- _What you have to do_: The records follow. Filter them to the lines that hold "kind".

Material shown START

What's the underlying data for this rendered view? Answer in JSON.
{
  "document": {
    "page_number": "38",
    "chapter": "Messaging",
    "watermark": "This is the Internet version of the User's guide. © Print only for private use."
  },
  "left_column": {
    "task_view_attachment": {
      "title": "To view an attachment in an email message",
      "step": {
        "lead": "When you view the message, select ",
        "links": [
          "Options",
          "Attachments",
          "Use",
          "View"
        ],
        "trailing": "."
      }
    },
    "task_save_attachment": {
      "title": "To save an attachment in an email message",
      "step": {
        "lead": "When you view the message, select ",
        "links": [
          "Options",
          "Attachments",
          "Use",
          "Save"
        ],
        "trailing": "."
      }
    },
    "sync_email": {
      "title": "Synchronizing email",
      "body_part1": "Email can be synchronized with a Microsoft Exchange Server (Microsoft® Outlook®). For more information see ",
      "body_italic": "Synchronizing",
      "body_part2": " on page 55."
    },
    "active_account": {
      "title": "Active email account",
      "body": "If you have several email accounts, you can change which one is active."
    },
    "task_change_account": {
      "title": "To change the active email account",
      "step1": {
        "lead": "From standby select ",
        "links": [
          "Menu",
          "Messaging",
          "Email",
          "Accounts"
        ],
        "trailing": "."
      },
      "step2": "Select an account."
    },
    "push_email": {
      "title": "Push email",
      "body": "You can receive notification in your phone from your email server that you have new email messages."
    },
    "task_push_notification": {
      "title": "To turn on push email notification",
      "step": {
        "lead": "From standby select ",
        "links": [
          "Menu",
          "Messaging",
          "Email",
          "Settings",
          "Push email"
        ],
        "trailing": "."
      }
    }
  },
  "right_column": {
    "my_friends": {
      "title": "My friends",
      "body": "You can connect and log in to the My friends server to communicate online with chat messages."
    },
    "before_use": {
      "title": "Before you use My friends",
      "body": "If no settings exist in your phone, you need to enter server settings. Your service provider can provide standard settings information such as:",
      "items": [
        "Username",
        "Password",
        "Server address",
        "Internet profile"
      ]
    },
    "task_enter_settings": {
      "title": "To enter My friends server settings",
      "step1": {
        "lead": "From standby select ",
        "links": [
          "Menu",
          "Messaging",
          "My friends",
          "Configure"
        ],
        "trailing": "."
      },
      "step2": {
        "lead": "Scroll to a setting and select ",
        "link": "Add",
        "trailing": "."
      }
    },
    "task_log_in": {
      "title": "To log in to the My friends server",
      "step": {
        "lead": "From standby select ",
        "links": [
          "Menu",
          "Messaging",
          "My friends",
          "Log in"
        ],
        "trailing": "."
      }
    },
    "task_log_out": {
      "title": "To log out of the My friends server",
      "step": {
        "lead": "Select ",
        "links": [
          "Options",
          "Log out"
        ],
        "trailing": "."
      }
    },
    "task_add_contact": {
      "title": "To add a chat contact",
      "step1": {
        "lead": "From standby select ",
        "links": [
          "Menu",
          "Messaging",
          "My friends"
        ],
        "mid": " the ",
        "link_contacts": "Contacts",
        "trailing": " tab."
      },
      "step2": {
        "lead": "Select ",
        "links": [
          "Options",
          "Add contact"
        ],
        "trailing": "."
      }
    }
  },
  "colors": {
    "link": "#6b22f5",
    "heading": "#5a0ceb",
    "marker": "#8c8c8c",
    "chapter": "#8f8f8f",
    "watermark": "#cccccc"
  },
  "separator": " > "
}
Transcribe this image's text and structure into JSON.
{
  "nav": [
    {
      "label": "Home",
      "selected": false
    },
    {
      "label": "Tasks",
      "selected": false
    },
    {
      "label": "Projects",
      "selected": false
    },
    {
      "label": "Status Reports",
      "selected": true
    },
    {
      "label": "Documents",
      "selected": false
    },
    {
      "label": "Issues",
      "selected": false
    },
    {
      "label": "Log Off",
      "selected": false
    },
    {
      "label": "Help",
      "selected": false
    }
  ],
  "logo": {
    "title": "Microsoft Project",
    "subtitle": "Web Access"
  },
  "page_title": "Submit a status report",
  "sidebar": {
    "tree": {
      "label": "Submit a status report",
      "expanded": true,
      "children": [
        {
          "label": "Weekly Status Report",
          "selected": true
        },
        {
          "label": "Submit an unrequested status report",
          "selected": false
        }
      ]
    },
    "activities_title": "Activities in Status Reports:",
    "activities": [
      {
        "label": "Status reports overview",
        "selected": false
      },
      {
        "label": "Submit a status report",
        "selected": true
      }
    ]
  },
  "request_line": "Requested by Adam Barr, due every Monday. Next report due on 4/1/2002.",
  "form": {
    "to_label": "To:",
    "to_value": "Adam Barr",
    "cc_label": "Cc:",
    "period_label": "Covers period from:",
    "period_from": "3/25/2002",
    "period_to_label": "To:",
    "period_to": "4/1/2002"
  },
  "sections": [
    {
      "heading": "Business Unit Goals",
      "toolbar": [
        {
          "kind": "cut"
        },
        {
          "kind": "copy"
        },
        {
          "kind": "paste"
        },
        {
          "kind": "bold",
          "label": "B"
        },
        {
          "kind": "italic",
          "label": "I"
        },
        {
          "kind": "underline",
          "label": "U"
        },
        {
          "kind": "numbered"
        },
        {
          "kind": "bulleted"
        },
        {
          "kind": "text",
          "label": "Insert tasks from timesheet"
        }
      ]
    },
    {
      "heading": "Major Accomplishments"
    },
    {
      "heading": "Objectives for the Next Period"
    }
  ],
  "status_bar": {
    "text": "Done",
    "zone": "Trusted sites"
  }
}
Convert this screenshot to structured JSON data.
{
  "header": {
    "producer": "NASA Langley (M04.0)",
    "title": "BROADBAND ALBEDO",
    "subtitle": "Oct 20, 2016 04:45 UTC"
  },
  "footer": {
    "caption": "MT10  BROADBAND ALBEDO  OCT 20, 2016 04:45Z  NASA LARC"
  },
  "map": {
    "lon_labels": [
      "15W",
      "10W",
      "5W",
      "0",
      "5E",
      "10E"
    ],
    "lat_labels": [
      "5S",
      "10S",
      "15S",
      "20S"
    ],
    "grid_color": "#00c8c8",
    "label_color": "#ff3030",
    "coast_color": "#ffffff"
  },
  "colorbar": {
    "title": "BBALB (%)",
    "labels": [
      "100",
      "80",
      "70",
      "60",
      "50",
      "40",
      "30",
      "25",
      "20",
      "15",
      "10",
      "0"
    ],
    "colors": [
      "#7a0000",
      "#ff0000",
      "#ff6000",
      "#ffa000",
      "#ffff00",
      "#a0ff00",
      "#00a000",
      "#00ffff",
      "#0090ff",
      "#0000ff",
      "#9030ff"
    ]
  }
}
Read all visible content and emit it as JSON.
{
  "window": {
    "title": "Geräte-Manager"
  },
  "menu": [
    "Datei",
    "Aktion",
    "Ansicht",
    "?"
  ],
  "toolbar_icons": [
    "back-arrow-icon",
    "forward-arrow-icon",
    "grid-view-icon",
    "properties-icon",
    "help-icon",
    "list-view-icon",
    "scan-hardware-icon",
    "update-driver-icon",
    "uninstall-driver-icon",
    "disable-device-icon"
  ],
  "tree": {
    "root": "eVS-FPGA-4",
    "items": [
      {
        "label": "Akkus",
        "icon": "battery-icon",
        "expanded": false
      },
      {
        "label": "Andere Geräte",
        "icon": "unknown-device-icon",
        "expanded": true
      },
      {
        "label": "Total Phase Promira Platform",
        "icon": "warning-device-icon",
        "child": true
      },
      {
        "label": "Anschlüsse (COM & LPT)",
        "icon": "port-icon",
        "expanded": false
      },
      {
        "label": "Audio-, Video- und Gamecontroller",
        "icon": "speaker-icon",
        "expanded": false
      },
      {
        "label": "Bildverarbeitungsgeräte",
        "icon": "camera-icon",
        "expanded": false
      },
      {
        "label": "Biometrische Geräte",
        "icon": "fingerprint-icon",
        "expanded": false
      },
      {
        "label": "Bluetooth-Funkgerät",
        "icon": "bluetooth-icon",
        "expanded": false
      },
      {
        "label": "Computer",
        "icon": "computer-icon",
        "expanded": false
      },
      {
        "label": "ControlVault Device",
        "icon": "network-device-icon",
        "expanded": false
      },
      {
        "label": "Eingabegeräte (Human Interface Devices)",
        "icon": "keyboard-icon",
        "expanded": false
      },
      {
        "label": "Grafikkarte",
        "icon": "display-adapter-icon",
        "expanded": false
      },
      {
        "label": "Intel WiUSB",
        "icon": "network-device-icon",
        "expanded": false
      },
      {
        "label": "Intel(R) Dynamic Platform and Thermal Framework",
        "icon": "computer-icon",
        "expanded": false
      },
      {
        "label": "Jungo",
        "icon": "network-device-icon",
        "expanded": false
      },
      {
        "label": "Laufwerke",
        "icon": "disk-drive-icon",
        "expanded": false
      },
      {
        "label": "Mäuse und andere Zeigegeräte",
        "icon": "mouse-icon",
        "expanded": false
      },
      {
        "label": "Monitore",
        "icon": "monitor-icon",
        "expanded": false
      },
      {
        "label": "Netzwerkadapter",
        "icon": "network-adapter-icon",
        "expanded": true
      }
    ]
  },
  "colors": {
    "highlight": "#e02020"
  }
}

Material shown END

- _Task answer_:
          "kind": "cut"
          "kind": "copy"
          "kind": "paste"
          "kind": "bold",
          "kind": "italic",
          "kind": "underline",
          "kind": "numbered"
          "kind": "bulleted"
          "kind": "text",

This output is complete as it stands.